Information given →
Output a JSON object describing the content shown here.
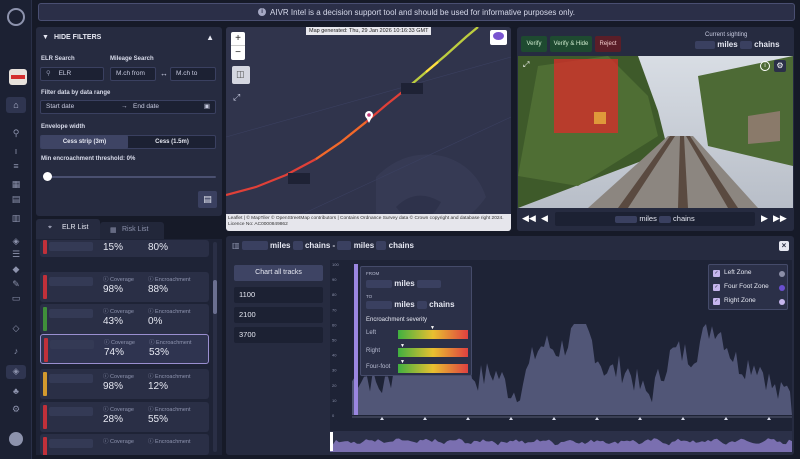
{
  "banner": {
    "text": "AIVR Intel is a decision support tool and should be used for informative purposes only."
  },
  "filters": {
    "header": "HIDE FILTERS",
    "elr_search_label": "ELR Search",
    "mileage_search_label": "Mileage Search",
    "elr_placeholder": "ELR",
    "mch_from_placeholder": "M.ch from",
    "mch_to_placeholder": "M.ch to",
    "date_range_label": "Filter data by data range",
    "start_date_placeholder": "Start date",
    "end_date_placeholder": "End date",
    "envelope_label": "Envelope width",
    "envelope_options": [
      "Cess strip (3m)",
      "Cess (1.5m)"
    ],
    "threshold_label": "Min encroachment threshold: 0%",
    "threshold_value": 0
  },
  "tabs": {
    "elr_list": "ELR List",
    "risk_list": "Risk List"
  },
  "list": {
    "coverage_caption": "Coverage",
    "encroachment_caption": "Encroachment",
    "rows": [
      {
        "coverage": "15%",
        "encroachment": "80%",
        "color": "#c0303a"
      },
      {
        "coverage": "98%",
        "encroachment": "88%",
        "color": "#c0303a"
      },
      {
        "coverage": "43%",
        "encroachment": "0%",
        "color": "#3f8f3a"
      },
      {
        "coverage": "74%",
        "encroachment": "53%",
        "color": "#c0303a"
      },
      {
        "coverage": "98%",
        "encroachment": "12%",
        "color": "#d39a2e"
      },
      {
        "coverage": "28%",
        "encroachment": "55%",
        "color": "#c0303a"
      },
      {
        "coverage": "",
        "encroachment": "",
        "color": "#c0303a"
      }
    ]
  },
  "map": {
    "generated": "Map generated: Thu, 29 Jan 2026 10:16:33 GMT",
    "zoom_in": "+",
    "zoom_out": "−",
    "attribution": "Leaflet | © MapTiler © OpenStreetMap contributors | Contains Ordnance Survey data © Crown copyright and database right 2024. Licence No: AC0000849862",
    "leaflet": "Leaflet"
  },
  "camera": {
    "verify": "Verify",
    "verify_hide": "Verify & Hide",
    "reject": "Reject",
    "current_sighting": "Current sighting",
    "miles": "miles",
    "chains": "chains"
  },
  "lower": {
    "miles": "miles",
    "chains": "chains",
    "separator": "-",
    "chart_all": "Chart all tracks",
    "tracks": [
      "1100",
      "2100",
      "3700"
    ],
    "tooltip": {
      "from": "FROM",
      "to": "TO",
      "severity": "Encroachment severity",
      "left": "Left",
      "right": "Right",
      "four_foot": "Four-foot"
    },
    "legend": [
      {
        "label": "Left Zone",
        "color": "#8c8fa8"
      },
      {
        "label": "Four Foot Zone",
        "color": "#6a4fd0"
      },
      {
        "label": "Right Zone",
        "color": "#c6b6ee"
      }
    ],
    "y_axis_ticks": [
      "100",
      "90",
      "80",
      "70",
      "60",
      "50",
      "40",
      "30",
      "20",
      "10",
      "0"
    ]
  }
}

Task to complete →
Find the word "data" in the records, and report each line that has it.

Answer space →
    "date_range_label": "Filter data by data range",
    "attribution": "Leaflet | © MapTiler © OpenStreetMap contributors | Contains Ordnance Survey data © Crown copyright and database right 2024. Licence No: AC0000849862",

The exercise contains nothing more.